We also make JIs responsible for the Product Owner and Senior Developers roles during group projects. We construct teams of 4 or 5 students for each one. Each member of the instruction team is then assigned 2 or 3 of those groups.

Leah Hoefling: "We are in charge of making decisions for groups that we are leading. This mean doing daily stand ups, reviewing pull requests, making issue tickets, finding bugs and issuing tickets for them, conducting constructive retros, and building teams for next group project."

Interviewing

Junior instructors are trained on our process for interviewing potential students. Again, being former students and remembering who they enjoyed working with (and who they didn't) are essential markers for them.

Leah Hoefling: "Most of us interview incoming students because we know what makes a successful student here, while we also provide insight into student life and the classroom."

But Wait, There's More

Our junior instructors take on all that, but I'm going to add in a few things that they didn't mention.

  • Their input is crucial for senior instructors when building effective teams for group projects.
  • Manage the orientation process so that incoming students get a chance to come to NSS before their cohort officially starts and be guided through fundamental concepts.
  • Manage an internal program called Big Sib/Little Sib, where incoming students are matched up with an existing student. This gives each incoming student one person that they know and can go to for questions about code, process, and environment.

What You Get

There is an immense difference between newly minted NSS grads and a junior instructor who has put in 12-16 months performing all of these tasks performed above. If you consider an NSS grad to be a junior developer, you can consider a junior instructor to be a mid-level developer.

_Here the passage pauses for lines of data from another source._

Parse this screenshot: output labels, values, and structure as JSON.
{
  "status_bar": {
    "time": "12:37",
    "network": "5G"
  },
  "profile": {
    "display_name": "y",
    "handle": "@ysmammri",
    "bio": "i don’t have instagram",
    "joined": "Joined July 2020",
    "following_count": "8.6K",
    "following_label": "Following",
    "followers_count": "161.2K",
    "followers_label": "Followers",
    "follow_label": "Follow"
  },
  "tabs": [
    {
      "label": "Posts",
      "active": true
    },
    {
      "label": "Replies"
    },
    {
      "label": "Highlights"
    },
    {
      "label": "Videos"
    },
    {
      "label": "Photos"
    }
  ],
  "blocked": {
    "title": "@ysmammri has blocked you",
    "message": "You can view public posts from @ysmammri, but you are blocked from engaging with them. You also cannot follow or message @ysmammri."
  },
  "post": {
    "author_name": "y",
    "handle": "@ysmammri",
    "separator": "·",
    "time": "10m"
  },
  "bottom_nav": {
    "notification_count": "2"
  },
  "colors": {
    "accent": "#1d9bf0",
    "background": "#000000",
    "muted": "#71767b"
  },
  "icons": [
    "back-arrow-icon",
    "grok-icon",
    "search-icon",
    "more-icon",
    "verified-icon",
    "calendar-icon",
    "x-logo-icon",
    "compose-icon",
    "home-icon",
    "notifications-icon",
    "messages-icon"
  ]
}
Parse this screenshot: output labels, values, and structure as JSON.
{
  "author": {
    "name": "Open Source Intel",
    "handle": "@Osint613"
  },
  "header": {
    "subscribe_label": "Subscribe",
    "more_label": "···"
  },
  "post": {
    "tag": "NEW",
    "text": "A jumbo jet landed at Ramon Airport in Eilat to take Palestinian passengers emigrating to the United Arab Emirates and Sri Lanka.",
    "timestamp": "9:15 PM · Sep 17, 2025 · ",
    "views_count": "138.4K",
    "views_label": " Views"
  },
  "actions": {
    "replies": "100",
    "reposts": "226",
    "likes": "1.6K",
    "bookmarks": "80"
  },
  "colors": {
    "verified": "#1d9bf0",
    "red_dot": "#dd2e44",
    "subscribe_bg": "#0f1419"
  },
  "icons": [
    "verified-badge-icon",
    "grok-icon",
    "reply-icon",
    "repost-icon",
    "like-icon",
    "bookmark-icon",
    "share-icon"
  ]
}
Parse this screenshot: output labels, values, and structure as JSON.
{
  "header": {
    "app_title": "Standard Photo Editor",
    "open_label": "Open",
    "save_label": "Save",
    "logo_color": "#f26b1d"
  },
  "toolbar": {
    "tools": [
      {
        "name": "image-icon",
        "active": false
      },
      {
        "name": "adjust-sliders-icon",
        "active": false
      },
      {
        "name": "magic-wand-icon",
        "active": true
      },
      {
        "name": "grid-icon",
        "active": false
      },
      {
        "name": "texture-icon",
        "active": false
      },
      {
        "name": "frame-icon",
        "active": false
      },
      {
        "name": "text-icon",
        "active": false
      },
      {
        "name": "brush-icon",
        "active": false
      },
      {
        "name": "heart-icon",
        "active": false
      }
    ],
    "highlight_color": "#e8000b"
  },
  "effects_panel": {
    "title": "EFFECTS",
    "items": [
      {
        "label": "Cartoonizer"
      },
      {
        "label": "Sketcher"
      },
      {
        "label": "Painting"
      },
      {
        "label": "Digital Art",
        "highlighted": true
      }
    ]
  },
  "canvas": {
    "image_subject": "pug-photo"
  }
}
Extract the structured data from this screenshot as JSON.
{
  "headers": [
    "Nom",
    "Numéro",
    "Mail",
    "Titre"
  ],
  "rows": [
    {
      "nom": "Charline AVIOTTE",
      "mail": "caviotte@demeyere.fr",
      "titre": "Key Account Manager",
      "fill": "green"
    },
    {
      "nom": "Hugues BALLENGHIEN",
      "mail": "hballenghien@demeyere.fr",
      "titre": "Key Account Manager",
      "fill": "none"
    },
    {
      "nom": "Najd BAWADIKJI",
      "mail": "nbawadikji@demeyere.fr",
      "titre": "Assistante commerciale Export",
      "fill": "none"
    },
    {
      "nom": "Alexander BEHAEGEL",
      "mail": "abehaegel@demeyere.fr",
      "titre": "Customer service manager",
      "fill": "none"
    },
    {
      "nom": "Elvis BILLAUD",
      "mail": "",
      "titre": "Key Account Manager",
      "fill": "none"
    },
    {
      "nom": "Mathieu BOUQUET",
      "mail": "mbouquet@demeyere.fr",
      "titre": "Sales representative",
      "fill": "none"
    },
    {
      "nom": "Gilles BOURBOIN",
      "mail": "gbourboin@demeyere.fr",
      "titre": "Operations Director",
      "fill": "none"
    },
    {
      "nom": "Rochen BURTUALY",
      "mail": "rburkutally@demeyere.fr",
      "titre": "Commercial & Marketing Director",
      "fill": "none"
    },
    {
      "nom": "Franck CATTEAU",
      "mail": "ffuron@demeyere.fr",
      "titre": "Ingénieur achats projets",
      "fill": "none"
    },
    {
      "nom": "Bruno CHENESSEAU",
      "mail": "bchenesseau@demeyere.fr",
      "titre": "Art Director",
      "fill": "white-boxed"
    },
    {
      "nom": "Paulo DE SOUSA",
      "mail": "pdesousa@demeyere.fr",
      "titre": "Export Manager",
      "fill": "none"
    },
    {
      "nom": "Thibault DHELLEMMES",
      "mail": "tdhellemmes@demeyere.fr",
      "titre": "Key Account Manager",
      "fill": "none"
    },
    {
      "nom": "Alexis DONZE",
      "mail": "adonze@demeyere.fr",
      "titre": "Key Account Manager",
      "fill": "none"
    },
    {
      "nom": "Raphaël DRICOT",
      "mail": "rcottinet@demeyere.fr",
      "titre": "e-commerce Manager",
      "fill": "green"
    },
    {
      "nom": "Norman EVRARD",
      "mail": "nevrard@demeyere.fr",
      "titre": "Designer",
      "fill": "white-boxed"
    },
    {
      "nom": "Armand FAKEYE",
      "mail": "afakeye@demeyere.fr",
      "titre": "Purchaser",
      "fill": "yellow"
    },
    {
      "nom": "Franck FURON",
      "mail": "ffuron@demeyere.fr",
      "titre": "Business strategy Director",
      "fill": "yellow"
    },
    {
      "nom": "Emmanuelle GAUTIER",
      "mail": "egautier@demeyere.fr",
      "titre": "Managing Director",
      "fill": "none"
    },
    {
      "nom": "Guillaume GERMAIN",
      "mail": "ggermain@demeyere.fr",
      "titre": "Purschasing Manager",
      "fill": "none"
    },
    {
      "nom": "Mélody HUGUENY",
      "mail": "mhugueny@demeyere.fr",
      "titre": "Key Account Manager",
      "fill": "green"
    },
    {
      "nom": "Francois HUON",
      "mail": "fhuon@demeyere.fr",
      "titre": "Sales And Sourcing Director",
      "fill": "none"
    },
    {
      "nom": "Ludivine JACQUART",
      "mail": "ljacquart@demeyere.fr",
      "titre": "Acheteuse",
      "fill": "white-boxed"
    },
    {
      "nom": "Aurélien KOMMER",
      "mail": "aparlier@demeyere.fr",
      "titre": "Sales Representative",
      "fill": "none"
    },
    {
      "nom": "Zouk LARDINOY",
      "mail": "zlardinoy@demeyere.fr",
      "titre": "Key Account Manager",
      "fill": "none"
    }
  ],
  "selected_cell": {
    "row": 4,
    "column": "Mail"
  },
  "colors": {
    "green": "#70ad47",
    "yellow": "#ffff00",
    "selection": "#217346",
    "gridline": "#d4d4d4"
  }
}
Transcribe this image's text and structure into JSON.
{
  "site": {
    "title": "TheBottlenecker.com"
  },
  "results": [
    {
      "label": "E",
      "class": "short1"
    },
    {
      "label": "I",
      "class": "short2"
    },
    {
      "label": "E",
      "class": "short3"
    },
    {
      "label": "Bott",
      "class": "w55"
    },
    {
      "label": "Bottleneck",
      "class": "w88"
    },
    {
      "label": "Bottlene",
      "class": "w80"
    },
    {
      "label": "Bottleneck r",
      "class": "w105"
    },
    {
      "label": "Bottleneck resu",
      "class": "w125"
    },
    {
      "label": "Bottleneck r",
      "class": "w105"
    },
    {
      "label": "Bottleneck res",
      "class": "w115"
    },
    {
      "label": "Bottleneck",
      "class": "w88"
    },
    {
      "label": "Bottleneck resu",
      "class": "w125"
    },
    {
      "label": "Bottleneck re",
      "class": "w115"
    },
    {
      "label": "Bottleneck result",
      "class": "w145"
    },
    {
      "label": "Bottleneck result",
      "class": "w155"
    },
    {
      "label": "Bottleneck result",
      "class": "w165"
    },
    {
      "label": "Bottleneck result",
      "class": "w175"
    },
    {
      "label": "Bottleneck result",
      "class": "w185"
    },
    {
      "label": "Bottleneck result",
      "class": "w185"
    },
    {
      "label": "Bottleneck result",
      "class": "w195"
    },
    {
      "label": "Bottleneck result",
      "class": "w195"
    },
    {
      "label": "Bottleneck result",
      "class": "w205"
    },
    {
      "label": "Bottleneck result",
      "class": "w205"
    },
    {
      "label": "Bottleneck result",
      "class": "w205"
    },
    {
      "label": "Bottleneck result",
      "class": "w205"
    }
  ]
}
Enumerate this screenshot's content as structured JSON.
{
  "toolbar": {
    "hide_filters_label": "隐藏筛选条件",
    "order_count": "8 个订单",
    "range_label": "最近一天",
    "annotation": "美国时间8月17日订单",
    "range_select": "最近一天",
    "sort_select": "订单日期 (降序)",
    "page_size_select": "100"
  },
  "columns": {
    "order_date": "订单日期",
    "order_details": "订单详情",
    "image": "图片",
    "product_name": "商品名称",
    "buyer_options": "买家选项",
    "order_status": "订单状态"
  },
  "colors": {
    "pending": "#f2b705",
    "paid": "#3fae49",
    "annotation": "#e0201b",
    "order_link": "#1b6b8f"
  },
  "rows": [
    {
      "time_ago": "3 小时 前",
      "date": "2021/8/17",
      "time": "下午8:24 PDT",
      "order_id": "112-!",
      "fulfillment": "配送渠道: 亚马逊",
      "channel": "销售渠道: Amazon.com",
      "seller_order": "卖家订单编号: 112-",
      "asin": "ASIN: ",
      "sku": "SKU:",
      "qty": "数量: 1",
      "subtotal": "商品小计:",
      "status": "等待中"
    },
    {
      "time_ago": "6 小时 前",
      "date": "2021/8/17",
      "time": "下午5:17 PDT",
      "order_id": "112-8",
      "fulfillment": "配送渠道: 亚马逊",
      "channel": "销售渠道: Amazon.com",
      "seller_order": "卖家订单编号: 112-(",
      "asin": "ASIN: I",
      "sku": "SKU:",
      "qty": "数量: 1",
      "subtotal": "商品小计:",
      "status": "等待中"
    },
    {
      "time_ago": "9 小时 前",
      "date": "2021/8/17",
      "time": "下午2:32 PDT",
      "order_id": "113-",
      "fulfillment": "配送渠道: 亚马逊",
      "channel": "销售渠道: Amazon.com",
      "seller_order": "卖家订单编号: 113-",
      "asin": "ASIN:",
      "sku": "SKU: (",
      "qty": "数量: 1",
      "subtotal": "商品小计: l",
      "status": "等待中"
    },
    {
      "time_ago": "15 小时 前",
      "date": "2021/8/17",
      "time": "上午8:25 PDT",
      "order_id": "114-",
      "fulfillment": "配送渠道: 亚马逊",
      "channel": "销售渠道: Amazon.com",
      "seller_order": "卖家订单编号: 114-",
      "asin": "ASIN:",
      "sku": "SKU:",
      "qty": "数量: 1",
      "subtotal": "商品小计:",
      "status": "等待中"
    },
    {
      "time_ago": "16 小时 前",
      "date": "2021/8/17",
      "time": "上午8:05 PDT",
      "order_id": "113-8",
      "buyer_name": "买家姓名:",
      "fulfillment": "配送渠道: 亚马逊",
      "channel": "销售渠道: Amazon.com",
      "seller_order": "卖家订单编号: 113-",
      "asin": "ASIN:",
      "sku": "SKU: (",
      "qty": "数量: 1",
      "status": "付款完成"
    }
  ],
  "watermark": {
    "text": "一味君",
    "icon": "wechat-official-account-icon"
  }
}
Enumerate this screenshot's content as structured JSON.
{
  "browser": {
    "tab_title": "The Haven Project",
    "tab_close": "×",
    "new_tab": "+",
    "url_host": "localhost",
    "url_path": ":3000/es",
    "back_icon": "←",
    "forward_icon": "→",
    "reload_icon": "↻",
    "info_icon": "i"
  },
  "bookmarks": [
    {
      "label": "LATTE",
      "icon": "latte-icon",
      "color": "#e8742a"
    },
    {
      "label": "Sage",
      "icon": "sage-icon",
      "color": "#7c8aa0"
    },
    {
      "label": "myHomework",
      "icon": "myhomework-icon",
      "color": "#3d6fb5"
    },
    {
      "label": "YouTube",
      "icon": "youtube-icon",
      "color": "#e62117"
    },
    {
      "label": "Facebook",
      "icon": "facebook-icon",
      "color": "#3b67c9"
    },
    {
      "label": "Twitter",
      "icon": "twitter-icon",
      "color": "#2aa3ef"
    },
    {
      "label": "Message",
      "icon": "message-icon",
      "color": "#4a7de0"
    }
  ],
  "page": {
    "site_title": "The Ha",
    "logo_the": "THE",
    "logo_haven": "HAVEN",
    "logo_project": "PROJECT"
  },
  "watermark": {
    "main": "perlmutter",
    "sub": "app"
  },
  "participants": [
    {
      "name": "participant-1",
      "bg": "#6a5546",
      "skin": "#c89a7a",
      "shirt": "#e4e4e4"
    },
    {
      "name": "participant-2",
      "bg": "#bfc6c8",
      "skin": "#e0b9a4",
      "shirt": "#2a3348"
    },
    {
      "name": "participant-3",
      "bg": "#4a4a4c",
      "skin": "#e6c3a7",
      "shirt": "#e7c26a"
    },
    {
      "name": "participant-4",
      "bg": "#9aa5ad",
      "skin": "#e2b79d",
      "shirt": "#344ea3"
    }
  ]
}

  • Their communication skills are highly refined.
  • Their patience, empathy, and emotional intelligence are advanced significantly.
  • They have leadership experience in a software development team environment.
  • Their knowledge of the patterns and strategies of web application development is far more profound and more solid.
  • Their mentoring skills are proven and solidly developed.